Music has a direct affect on your mood and pace.  And music is a great distraction for us long distance runners.  See what a difference music makes in your runs.  You'll either find it incredibly distracting and chunk those headphones or you'll adopt your iPod as part of mandatory running gear like I do.  It's up to you.

So a quick word of caution - Running with headphones (especially in both ears) truly can zone you out from the rest of the world.  Be. Careful.  Pick the routes and times that you run carefully.  Predawn or post sunset runs with headphones are a "no no".  Have your music turned down enough that you are aware of an oncoming bike or a dog.  Keep your eyes open!  Not like you are going to run blindfolded, but defensively open and scanning the trail and street for wild animals, glass and dangerous objects and other people.  Cute gals like you that are running solo with headphones in both ears are an easy target.  Don't be that target.  Don't be scared, just be smart.      

I gave a little insight into my "racing playlist" the other day that helps me especially in running races.  This is just personal music strategy - do with it what you please.  Anyway, I like to divide my races into "thirds".  The first few miles are slower music to even out and develop an easy pace, the next portion is "power" music that amps up my pace and the final few miles of a race, I choose fun "kareoke" songs and maybe even a sentimental song for the last mile of a long long race.  Here are just some of the tunes I chose the other day in case it inspires you one way or another.  (And if you make fun of me for a song, I'll be sure to play it on every future group run that we have! :)

Easy Going . . .
On Golden Pond - Dave Grusin
Bette Davis Eyes - Kim Carnes
Say - John Mayer
Free - Zac Brown Band
Africa - Toto
Love a Little Stronger - Diamond Rio

Pick up the Pace . . .
Suddenly I See - KT Tunstall
Lets Go - The Cars
Too Much - Dave Matthews
Give It Away - Red Hot Chili Peppers
Walk Away - Kelly Clarkson
Strangelove - Depeche Mode

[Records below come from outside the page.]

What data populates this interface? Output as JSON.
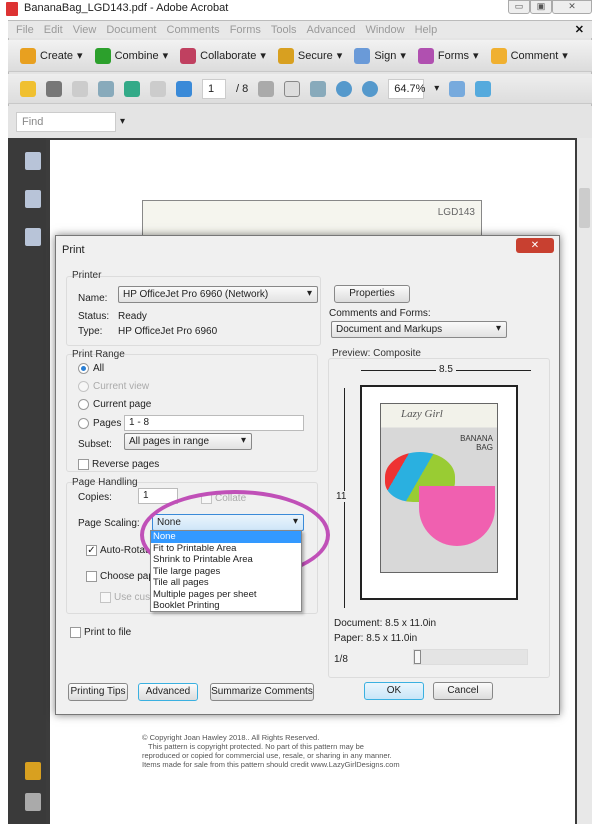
{
  "window": {
    "title": "BananaBag_LGD143.pdf - Adobe Acrobat",
    "controls": [
      "minimize",
      "restore",
      "close"
    ]
  },
  "menu": [
    "File",
    "Edit",
    "View",
    "Document",
    "Comments",
    "Forms",
    "Tools",
    "Advanced",
    "Window",
    "Help"
  ],
  "toolbar1": [
    {
      "label": "Create",
      "icon": "create-icon",
      "color": "#e8a020"
    },
    {
      "label": "Combine",
      "icon": "combine-icon",
      "color": "#2ca02c"
    },
    {
      "label": "Collaborate",
      "icon": "collaborate-icon",
      "color": "#c04060"
    },
    {
      "label": "Secure",
      "icon": "lock-icon",
      "color": "#d8a020"
    },
    {
      "label": "Sign",
      "icon": "pen-icon",
      "color": "#6a9ad8"
    },
    {
      "label": "Forms",
      "icon": "forms-icon",
      "color": "#b050b0"
    },
    {
      "label": "Comment",
      "icon": "comment-icon",
      "color": "#f0b030"
    }
  ],
  "toolbar2": {
    "page_current": "1",
    "page_total": "/ 8",
    "zoom": "64.7%"
  },
  "find": {
    "placeholder": "Find"
  },
  "page": {
    "code": "LGD143",
    "copyright": [
      "© Copyright Joan Hawley 2018.. All Rights Reserved.",
      "This pattern is copyright protected. No part of this pattern may be",
      "reproduced or copied for commercial use, resale, or sharing in any manner.",
      "Items made for sale from this pattern should credit www.LazyGirlDesigns.com"
    ]
  },
  "dialog": {
    "title": "Print",
    "printer": {
      "group": "Printer",
      "name_label": "Name:",
      "name": "HP OfficeJet Pro 6960 (Network)",
      "status_label": "Status:",
      "status": "Ready",
      "type_label": "Type:",
      "type": "HP OfficeJet Pro 6960",
      "properties": "Properties",
      "comments_label": "Comments and Forms:",
      "comments": "Document and Markups"
    },
    "range": {
      "group": "Print Range",
      "all": "All",
      "current_view": "Current view",
      "current_page": "Current page",
      "pages": "Pages",
      "pages_value": "1 - 8",
      "subset_label": "Subset:",
      "subset": "All pages in range",
      "reverse": "Reverse pages",
      "selected": "All"
    },
    "handling": {
      "group": "Page Handling",
      "copies_label": "Copies:",
      "copies": "1",
      "collate": "Collate",
      "scaling_label": "Page Scaling:",
      "scaling": "None",
      "auto_rotate": "Auto-Rotat",
      "choose_paper": "Choose pape",
      "use_custom": "Use custo",
      "options": [
        "None",
        "Fit to Printable Area",
        "Shrink to Printable Area",
        "Tile large pages",
        "Tile all pages",
        "Multiple pages per sheet",
        "Booklet Printing"
      ],
      "highlight_color": "#c050b8"
    },
    "print_to_file": "Print to file",
    "preview": {
      "group": "Preview: Composite",
      "width": "8.5",
      "height": "11",
      "document": "Document: 8.5 x 11.0in",
      "paper": "Paper: 8.5 x 11.0in",
      "page": "1/8",
      "cover_title": "BANANA BAG",
      "cover_brand": "Lazy Girl"
    },
    "buttons": {
      "tips": "Printing Tips",
      "advanced": "Advanced",
      "summarize": "Summarize Comments",
      "ok": "OK",
      "cancel": "Cancel"
    }
  }
}
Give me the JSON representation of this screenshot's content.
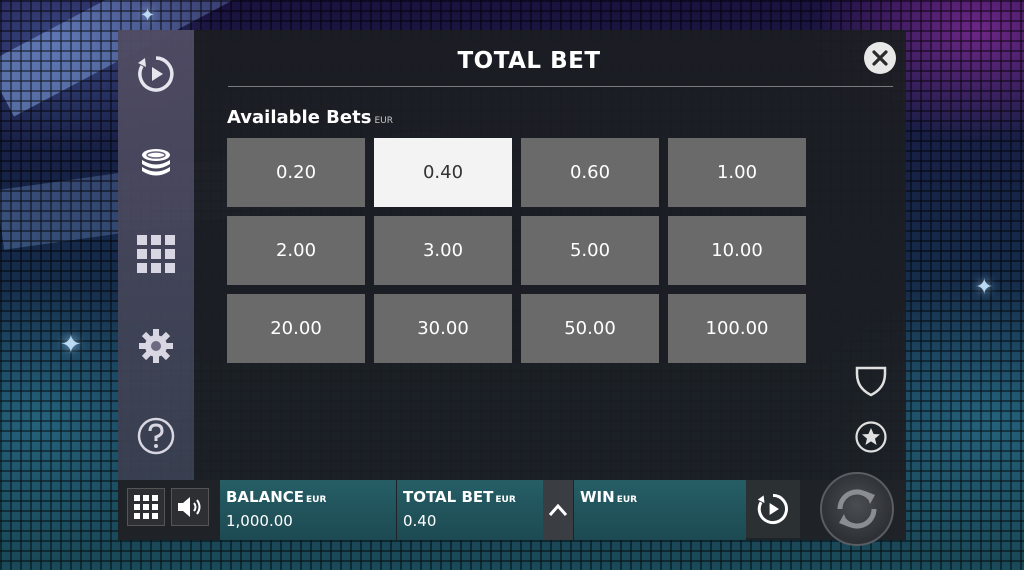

The Finish is Near . . .
Play the Funky Music - Wild Cherry
Can't Touch This - MC Hammer
December 1963 - Frankie Valli

Sentimental . . .
Awake - Josh Groban
The Climb - Miley Cyrus